START Source data

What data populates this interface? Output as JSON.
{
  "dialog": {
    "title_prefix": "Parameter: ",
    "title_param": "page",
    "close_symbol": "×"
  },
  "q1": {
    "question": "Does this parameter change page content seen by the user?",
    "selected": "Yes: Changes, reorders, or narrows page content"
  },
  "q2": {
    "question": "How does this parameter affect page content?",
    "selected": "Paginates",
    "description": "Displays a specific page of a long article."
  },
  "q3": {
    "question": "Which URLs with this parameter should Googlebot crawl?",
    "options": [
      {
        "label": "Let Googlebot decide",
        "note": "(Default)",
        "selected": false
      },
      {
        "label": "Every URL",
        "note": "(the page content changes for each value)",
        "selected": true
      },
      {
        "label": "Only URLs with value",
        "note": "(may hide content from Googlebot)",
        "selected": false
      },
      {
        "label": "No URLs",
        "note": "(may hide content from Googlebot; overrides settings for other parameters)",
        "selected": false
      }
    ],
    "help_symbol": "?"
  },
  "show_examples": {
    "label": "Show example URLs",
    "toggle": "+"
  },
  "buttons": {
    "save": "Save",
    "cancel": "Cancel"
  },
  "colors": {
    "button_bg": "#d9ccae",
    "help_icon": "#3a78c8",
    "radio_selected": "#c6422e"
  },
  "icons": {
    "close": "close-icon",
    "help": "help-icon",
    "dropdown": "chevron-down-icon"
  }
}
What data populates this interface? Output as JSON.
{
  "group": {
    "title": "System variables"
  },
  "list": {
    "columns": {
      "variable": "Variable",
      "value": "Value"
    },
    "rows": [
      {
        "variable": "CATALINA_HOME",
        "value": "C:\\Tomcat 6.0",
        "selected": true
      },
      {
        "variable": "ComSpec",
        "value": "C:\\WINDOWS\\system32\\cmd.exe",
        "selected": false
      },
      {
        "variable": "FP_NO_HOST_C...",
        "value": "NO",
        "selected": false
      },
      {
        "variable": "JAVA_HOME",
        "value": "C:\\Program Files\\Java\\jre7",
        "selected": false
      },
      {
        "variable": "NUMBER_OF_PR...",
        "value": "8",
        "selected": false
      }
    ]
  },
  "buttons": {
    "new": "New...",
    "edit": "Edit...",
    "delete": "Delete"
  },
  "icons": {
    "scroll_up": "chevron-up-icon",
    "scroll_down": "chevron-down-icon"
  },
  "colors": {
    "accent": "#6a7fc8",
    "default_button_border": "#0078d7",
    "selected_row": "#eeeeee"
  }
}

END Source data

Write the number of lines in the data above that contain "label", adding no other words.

**Answer box**
5